### Your assignment
Return every line of the entries that includes the word "JSON".

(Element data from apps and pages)
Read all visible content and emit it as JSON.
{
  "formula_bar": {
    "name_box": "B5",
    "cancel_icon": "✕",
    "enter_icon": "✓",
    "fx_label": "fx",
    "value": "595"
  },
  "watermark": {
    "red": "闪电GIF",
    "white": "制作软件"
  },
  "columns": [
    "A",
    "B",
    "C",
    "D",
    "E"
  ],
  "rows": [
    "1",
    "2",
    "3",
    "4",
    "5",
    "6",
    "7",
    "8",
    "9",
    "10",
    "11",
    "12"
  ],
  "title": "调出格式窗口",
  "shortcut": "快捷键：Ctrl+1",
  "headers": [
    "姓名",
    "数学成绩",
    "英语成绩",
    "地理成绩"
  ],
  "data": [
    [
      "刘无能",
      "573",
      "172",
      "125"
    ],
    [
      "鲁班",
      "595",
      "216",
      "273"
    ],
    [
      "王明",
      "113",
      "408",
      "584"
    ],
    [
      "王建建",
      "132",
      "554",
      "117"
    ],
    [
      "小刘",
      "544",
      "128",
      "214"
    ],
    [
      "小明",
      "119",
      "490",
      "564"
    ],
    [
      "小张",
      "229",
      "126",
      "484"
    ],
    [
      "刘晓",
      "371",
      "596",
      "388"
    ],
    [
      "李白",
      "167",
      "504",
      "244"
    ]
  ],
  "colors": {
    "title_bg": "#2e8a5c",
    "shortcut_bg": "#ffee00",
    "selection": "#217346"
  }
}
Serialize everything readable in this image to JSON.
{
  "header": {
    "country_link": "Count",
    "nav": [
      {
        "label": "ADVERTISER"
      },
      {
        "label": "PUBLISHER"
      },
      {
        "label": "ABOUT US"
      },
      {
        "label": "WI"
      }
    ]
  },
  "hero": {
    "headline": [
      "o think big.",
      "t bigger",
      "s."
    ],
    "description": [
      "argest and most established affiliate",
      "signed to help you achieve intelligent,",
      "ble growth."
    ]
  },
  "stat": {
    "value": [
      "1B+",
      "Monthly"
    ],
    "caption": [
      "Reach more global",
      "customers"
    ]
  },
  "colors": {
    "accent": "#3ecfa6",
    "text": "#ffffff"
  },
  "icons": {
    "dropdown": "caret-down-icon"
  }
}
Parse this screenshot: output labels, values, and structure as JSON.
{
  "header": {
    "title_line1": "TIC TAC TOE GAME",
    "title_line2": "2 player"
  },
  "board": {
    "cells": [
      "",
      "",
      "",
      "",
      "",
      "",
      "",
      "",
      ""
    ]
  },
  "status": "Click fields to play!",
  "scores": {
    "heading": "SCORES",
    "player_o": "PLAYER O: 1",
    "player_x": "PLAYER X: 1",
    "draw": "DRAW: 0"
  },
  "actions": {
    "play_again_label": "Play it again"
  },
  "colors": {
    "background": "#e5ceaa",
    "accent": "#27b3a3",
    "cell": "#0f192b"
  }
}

### Answer area
Read all visible content and emit it as JSON.
Serialize everything readable in this image to JSON.
Parse this screenshot: output labels, values, and structure as JSON.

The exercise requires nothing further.